_Task description_. Set down each entry from the block beneath, exactly as written.

_Input_.
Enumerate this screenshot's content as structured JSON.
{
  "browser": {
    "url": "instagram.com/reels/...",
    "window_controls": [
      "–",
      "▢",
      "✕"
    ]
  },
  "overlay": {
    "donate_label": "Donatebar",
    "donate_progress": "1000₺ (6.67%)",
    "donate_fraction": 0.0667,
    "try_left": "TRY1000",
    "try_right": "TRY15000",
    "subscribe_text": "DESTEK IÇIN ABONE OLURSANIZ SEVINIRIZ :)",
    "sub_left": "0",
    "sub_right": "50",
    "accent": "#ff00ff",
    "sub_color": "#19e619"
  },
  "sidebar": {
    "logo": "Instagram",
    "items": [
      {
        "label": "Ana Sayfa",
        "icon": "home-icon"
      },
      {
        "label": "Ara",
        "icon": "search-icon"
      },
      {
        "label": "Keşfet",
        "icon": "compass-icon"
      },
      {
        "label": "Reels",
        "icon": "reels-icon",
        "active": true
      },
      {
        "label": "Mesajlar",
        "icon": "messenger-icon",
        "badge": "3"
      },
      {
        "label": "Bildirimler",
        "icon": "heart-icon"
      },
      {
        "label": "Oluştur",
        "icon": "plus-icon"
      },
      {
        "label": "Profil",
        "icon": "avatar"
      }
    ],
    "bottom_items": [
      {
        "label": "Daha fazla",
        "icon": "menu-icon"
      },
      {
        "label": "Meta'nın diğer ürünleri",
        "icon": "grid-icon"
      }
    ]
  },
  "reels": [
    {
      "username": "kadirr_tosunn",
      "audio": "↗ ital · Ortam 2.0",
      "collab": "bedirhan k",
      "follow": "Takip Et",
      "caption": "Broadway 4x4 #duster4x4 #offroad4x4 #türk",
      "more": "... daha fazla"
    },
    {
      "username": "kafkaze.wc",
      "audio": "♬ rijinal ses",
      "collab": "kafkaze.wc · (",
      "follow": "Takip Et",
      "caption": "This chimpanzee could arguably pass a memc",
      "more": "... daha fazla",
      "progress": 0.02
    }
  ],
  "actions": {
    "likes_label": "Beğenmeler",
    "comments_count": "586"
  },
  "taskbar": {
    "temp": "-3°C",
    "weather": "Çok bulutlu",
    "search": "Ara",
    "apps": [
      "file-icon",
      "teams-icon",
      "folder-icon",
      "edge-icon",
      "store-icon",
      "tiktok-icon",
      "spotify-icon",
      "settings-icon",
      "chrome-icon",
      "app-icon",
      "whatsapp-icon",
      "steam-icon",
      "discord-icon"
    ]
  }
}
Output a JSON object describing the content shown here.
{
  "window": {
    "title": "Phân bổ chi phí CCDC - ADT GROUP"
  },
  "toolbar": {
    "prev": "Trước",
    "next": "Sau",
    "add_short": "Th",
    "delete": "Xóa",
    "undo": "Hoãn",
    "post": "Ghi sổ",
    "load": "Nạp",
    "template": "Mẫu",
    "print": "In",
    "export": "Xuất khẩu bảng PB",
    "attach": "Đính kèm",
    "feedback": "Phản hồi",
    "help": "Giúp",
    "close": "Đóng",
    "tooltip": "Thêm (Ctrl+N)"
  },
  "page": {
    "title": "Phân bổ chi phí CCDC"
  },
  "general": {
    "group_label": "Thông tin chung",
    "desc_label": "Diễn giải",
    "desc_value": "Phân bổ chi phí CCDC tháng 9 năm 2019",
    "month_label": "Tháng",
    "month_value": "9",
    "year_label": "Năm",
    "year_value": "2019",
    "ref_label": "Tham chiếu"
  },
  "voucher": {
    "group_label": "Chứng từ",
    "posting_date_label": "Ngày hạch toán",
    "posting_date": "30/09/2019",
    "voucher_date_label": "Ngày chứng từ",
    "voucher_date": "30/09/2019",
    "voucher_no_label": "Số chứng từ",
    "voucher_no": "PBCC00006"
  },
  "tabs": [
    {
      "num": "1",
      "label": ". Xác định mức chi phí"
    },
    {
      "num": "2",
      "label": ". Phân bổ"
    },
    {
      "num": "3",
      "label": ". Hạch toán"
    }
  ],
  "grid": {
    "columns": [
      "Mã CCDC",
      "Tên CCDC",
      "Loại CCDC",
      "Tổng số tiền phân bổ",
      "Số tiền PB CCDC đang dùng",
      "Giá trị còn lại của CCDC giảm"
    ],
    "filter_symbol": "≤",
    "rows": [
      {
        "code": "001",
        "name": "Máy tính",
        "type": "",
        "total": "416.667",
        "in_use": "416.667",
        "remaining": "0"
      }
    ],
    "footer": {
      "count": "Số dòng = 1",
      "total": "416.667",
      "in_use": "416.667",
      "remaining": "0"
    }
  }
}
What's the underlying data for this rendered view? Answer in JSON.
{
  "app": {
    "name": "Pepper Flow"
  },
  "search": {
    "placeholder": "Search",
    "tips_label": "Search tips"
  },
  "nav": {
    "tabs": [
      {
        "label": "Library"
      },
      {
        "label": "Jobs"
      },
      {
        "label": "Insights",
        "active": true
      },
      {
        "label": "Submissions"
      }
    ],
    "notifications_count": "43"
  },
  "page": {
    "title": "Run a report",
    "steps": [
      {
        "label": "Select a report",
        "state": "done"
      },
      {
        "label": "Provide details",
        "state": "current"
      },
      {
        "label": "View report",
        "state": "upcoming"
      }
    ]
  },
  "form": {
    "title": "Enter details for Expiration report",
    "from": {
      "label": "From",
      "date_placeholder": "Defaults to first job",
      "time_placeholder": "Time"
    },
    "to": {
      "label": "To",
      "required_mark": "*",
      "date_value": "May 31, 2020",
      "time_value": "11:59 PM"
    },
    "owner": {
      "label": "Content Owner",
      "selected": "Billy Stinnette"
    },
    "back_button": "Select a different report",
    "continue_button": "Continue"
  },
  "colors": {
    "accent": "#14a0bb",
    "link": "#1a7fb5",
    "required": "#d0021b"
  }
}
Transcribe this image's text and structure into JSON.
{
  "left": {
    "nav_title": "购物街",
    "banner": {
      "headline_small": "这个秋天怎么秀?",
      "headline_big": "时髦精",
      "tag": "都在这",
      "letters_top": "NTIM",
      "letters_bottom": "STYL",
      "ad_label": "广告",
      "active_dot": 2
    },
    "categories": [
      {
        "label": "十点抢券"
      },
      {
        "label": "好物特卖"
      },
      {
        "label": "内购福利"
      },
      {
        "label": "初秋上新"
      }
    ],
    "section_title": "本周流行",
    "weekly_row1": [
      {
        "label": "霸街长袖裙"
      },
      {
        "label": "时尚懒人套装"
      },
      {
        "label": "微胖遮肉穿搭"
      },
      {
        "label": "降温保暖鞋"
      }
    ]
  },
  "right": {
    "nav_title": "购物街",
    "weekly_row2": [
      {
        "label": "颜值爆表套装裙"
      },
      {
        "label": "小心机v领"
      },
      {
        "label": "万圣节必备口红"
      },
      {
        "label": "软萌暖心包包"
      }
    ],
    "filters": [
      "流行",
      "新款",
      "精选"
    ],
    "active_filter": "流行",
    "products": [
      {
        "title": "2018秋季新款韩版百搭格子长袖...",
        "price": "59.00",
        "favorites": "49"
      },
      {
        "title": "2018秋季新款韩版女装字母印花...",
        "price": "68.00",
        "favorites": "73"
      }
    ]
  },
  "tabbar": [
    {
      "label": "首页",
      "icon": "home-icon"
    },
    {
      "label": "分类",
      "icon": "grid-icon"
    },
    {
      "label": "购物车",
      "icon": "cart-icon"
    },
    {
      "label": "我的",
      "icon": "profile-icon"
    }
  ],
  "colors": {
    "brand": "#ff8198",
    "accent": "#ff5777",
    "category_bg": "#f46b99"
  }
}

_Answer to the problem_.
Enumerate this screenshot's content as structured JSON.
{
  "browser": {
    "url": "instagram.com/reels/...",
    "window_controls": [
      "–",
      "▢",
      "✕"
    ]
  },
  "overlay": {
    "donate_label": "Donatebar",
    "donate_progress": "1000₺ (6.67%)",
    "donate_fraction": 0.0667,
    "try_left": "TRY1000",
    "try_right": "TRY15000",
    "subscribe_text": "DESTEK IÇIN ABONE OLURSANIZ SEVINIRIZ :)",
    "sub_left": "0",
    "sub_right": "50",
    "accent": "#ff00ff",
    "sub_color": "#19e619"
  },
  "sidebar": {
    "logo": "Instagram",
    "items": [
      {
        "label": "Ana Sayfa",
        "icon": "home-icon"
      },
      {
        "label": "Ara",
        "icon": "search-icon"
      },
      {
        "label": "Keşfet",
        "icon": "compass-icon"
      },
      {
        "label": "Reels",
        "icon": "reels-icon",
        "active": true
      },
      {
        "label": "Mesajlar",
        "icon": "messenger-icon",
        "badge": "3"
      },
      {
        "label": "Bildirimler",
        "icon": "heart-icon"
      },
      {
        "label": "Oluştur",
        "icon": "plus-icon"
      },
      {
        "label": "Profil",
        "icon": "avatar"
      }
    ],
    "bottom_items": [
      {
        "label": "Daha fazla",
        "icon": "menu-icon"
      },
      {
        "label": "Meta'nın diğer ürünleri",
        "icon": "grid-icon"
      }
    ]
  },
  "reels": [
    {
      "username": "kadirr_tosunn",
      "audio": "↗ ital · Ortam 2.0",
      "collab": "bedirhan k",
      "follow": "Takip Et",
      "caption": "Broadway 4x4 #duster4x4 #offroad4x4 #türk",
      "more": "... daha fazla"
    },
    {
      "username": "kafkaze.wc",
      "audio": "♬ rijinal ses",
      "collab": "kafkaze.wc · (",
      "follow": "Takip Et",
      "caption": "This chimpanzee could arguably pass a memc",
      "more": "... daha fazla",
      "progress": 0.02
    }
  ],
  "actions": {
    "likes_label": "Beğenmeler",
    "comments_count": "586"
  },
  "taskbar": {
    "temp": "-3°C",
    "weather": "Çok bulutlu",
    "search": "Ara",
    "apps": [
      "file-icon",
      "teams-icon",
      "folder-icon",
      "edge-icon",
      "store-icon",
      "tiktok-icon",
      "spotify-icon",
      "settings-icon",
      "chrome-icon",
      "app-icon",
      "whatsapp-icon",
      "steam-icon",
      "discord-icon"
    ]
  }
}
Output a JSON object describing the content shown here.
{
  "window": {
    "title": "Phân bổ chi phí CCDC - ADT GROUP"
  },
  "toolbar": {
    "prev": "Trước",
    "next": "Sau",
    "add_short": "Th",
    "delete": "Xóa",
    "undo": "Hoãn",
    "post": "Ghi sổ",
    "load": "Nạp",
    "template": "Mẫu",
    "print": "In",
    "export": "Xuất khẩu bảng PB",
    "attach": "Đính kèm",
    "feedback": "Phản hồi",
    "help": "Giúp",
    "close": "Đóng",
    "tooltip": "Thêm (Ctrl+N)"
  },
  "page": {
    "title": "Phân bổ chi phí CCDC"
  },
  "general": {
    "group_label": "Thông tin chung",
    "desc_label": "Diễn giải",
    "desc_value": "Phân bổ chi phí CCDC tháng 9 năm 2019",
    "month_label": "Tháng",
    "month_value": "9",
    "year_label": "Năm",
    "year_value": "2019",
    "ref_label": "Tham chiếu"
  },
  "voucher": {
    "group_label": "Chứng từ",
    "posting_date_label": "Ngày hạch toán",
    "posting_date": "30/09/2019",
    "voucher_date_label": "Ngày chứng từ",
    "voucher_date": "30/09/2019",
    "voucher_no_label": "Số chứng từ",
    "voucher_no": "PBCC00006"
  },
  "tabs": [
    {
      "num": "1",
      "label": ". Xác định mức chi phí"
    },
    {
      "num": "2",
      "label": ". Phân bổ"
    },
    {
      "num": "3",
      "label": ". Hạch toán"
    }
  ],
  "grid": {
    "columns": [
      "Mã CCDC",
      "Tên CCDC",
      "Loại CCDC",
      "Tổng số tiền phân bổ",
      "Số tiền PB CCDC đang dùng",
      "Giá trị còn lại của CCDC giảm"
    ],
    "filter_symbol": "≤",
    "rows": [
      {
        "code": "001",
        "name": "Máy tính",
        "type": "",
        "total": "416.667",
        "in_use": "416.667",
        "remaining": "0"
      }
    ],
    "footer": {
      "count": "Số dòng = 1",
      "total": "416.667",
      "in_use": "416.667",
      "remaining": "0"
    }
  }
}
What's the underlying data for this rendered view? Answer in JSON.
{
  "app": {
    "name": "Pepper Flow"
  },
  "search": {
    "placeholder": "Search",
    "tips_label": "Search tips"
  },
  "nav": {
    "tabs": [
      {
        "label": "Library"
      },
      {
        "label": "Jobs"
      },
      {
        "label": "Insights",
        "active": true
      },
      {
        "label": "Submissions"
      }
    ],
    "notifications_count": "43"
  },
  "page": {
    "title": "Run a report",
    "steps": [
      {
        "label": "Select a report",
        "state": "done"
      },
      {
        "label": "Provide details",
        "state": "current"
      },
      {
        "label": "View report",
        "state": "upcoming"
      }
    ]
  },
  "form": {
    "title": "Enter details for Expiration report",
    "from": {
      "label": "From",
      "date_placeholder": "Defaults to first job",
      "time_placeholder": "Time"
    },
    "to": {
      "label": "To",
      "required_mark": "*",
      "date_value": "May 31, 2020",
      "time_value": "11:59 PM"
    },
    "owner": {
      "label": "Content Owner",
      "selected": "Billy Stinnette"
    },
    "back_button": "Select a different report",
    "continue_button": "Continue"
  },
  "colors": {
    "accent": "#14a0bb",
    "link": "#1a7fb5",
    "required": "#d0021b"
  }
}
Transcribe this image's text and structure into JSON.
{
  "left": {
    "nav_title": "购物街",
    "banner": {
      "headline_small": "这个秋天怎么秀?",
      "headline_big": "时髦精",
      "tag": "都在这",
      "letters_top": "NTIM",
      "letters_bottom": "STYL",
      "ad_label": "广告",
      "active_dot": 2
    },
    "categories": [
      {
        "label": "十点抢券"
      },
      {
        "label": "好物特卖"
      },
      {
        "label": "内购福利"
      },
      {
        "label": "初秋上新"
      }
    ],
    "section_title": "本周流行",
    "weekly_row1": [
      {
        "label": "霸街长袖裙"
      },
      {
        "label": "时尚懒人套装"
      },
      {
        "label": "微胖遮肉穿搭"
      },
      {
        "label": "降温保暖鞋"
      }
    ]
  },
  "right": {
    "nav_title": "购物街",
    "weekly_row2": [
      {
        "label": "颜值爆表套装裙"
      },
      {
        "label": "小心机v领"
      },
      {
        "label": "万圣节必备口红"
      },
      {
        "label": "软萌暖心包包"
      }
    ],
    "filters": [
      "流行",
      "新款",
      "精选"
    ],
    "active_filter": "流行",
    "products": [
      {
        "title": "2018秋季新款韩版百搭格子长袖...",
        "price": "59.00",
        "favorites": "49"
      },
      {
        "title": "2018秋季新款韩版女装字母印花...",
        "price": "68.00",
        "favorites": "73"
      }
    ]
  },
  "tabbar": [
    {
      "label": "首页",
      "icon": "home-icon"
    },
    {
      "label": "分类",
      "icon": "grid-icon"
    },
    {
      "label": "购物车",
      "icon": "cart-icon"
    },
    {
      "label": "我的",
      "icon": "profile-icon"
    }
  ],
  "colors": {
    "brand": "#ff8198",
    "accent": "#ff5777",
    "category_bg": "#f46b99"
  }
}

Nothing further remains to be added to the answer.